Examine each line of the data. Copy the line if it includes the word "time".
——
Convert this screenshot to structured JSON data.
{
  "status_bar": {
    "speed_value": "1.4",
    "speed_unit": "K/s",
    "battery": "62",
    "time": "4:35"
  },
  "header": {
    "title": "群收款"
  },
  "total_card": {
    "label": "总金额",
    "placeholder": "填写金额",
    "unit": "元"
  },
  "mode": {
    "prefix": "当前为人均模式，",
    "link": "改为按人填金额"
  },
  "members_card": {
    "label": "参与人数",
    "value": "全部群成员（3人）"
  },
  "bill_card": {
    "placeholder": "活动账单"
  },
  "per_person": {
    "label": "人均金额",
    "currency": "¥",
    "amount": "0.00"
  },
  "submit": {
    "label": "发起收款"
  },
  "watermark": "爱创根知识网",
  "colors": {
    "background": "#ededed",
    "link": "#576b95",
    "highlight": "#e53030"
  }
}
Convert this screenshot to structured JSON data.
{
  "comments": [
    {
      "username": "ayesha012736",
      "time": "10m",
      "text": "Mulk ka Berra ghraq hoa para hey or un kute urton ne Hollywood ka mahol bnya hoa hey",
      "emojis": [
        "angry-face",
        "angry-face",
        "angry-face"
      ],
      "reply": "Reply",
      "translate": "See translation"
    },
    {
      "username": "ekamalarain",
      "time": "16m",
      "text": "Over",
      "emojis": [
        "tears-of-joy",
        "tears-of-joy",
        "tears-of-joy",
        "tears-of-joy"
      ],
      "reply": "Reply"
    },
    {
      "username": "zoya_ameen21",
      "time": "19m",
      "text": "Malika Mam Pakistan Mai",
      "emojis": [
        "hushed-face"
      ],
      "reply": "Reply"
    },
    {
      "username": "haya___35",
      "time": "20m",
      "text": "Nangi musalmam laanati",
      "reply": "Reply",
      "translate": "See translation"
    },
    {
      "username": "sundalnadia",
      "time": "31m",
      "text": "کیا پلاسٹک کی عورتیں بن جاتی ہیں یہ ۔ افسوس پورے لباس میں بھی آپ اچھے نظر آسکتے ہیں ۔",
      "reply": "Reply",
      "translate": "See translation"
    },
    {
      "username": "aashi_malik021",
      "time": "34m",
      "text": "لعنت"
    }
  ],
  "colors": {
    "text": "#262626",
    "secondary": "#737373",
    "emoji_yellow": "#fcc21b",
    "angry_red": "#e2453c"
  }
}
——
**Written response**.
    "time": "4:35"
      "time": "10m",
      "time": "16m",
      "time": "19m",
      "time": "20m",
      "time": "31m",
      "time": "34m",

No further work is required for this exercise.